The Answers to Common Hiking Questions!
As the summer approaches, Portlanders start to scramble towards the coast, Columbia gorge, and Eastern Oregon (to mention a few!) to get their hiking fix with the beautiful weather. With the big increase in hiking activity, I see more hiking injuries. This isn’t a coincidence! There are ways to prep your body for the increased hiking load. Let’s talk about it by answering a few common questions I get in the clinic.
What are the muscles you use when you hike?

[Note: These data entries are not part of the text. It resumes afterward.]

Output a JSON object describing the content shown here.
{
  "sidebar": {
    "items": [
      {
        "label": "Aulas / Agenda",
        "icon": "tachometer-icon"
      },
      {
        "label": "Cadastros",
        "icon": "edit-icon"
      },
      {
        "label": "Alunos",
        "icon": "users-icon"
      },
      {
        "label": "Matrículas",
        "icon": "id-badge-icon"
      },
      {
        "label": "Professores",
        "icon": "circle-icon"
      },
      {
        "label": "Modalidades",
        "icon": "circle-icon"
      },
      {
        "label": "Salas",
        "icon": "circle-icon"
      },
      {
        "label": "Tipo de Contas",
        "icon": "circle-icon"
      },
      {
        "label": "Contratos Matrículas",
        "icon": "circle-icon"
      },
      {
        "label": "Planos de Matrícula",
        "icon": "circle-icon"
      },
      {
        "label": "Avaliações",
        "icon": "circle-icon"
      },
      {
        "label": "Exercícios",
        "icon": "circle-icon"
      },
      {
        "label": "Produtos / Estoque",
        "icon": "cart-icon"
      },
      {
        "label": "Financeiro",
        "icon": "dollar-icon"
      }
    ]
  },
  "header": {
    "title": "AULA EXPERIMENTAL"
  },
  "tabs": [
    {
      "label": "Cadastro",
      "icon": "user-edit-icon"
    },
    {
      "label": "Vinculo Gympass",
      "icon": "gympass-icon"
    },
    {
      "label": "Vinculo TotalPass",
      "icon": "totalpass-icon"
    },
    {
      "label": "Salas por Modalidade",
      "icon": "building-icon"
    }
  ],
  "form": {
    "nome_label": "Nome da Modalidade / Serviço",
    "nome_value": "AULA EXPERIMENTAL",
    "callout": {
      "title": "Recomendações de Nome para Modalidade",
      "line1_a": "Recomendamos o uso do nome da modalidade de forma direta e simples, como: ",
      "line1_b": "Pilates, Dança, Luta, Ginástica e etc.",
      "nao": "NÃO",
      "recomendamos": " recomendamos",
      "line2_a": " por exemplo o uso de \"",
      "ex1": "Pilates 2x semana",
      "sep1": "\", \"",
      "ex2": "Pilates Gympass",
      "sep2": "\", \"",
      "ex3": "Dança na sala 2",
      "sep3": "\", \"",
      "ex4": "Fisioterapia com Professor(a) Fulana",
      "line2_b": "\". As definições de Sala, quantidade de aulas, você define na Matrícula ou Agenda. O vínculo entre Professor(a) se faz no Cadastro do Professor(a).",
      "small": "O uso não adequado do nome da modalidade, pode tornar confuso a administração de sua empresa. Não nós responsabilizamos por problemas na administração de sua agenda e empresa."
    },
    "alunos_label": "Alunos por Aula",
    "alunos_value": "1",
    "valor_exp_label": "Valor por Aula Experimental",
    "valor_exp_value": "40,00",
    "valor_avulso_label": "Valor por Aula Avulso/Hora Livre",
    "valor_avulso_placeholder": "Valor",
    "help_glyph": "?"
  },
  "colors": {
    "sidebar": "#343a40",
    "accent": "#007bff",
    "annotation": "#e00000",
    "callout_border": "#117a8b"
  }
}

You use every muscle in your body when you hike, but the biggest ones are your quadriceps (front of thigh), glutes (buttocks), hamstrings (back of thighs), calves, and abdominals. You use all of these muscles eccentrically and concentrically which are strengthening. Eccentric contractions are those that lengthen the muscle while it’s under load. For example, your quads when you are walking downhill. Concentric contractions are those that shorten the muscle while it’s under load. For example, your quads when you are walking uphill.
I roll my ankles a lot. How can I prevent that from happening?
I like using balance activities to increase something called proprioception. Proprioception is detailed information about where your joints and limbs are in space. A simple balance activity would be standing on one leg. Increase the challenge by moving your arms or other leg. Closing your eyes also increases the difficulty. If you have poor balance to start with, don’t try these things without a counter nearby. When you hike, though, you are moving. You are not stationary on one leg. Make sure to incorporate more functional training by adding more motion to challenge your ankle control. For example, try walking along a straight line or performing a karaoke motion to make it more dynamic. Google ladder drills.
High or low top hiking boots?
Regarding high vs. low top shoes, there is no solid evidence that says one vs. the other prevents rolling your ankles. One study that supported this was published in 1993 (old, I know, but still good stuff). It looked at basketball players wearing high tops vs. low tops and found that the incident of rolling their ankles in the different types of shoes was the same . Granted, hiking is different than basketball. If you know you like the sensation of extra stability against the ankle joint with high tops, go for the high top. If you like a more mobile, free sensation, choose the low top. I have high tops, but mainly because I think I get less dirt in my socks. I don’t know if that’s true.
What can I do in the gym to improve my hiking game?
Think of those muscles I mentioned above. If you want to increase your general hip and leg strength, you can focus on squats and lunges. Take a bosu ball and place it face down (blue side down) then do a squat on that. That’s going to throw in that proprioception concept while strengthening your legs. If you are going for straight up endurance, get on the stair climber. If you don’t usually use the stair climber, you will get sore the next 1-2 days. Start with something like 5 minutes to just introduce the activity. Are you going on a backpacking trip? Put your backpack on with weight in it while doing the stair climber. I like front and side planks for core work.
These are just touching the basics of some of these concepts. If you are interested in one of these topics more than the other, or if you have questions regarding something I didn’t mention, feel free to contact me. My email is below. If you have an injury that is preventing you from hiking, also feel free to e-mail me or call our office. I can get you moving in the write direction!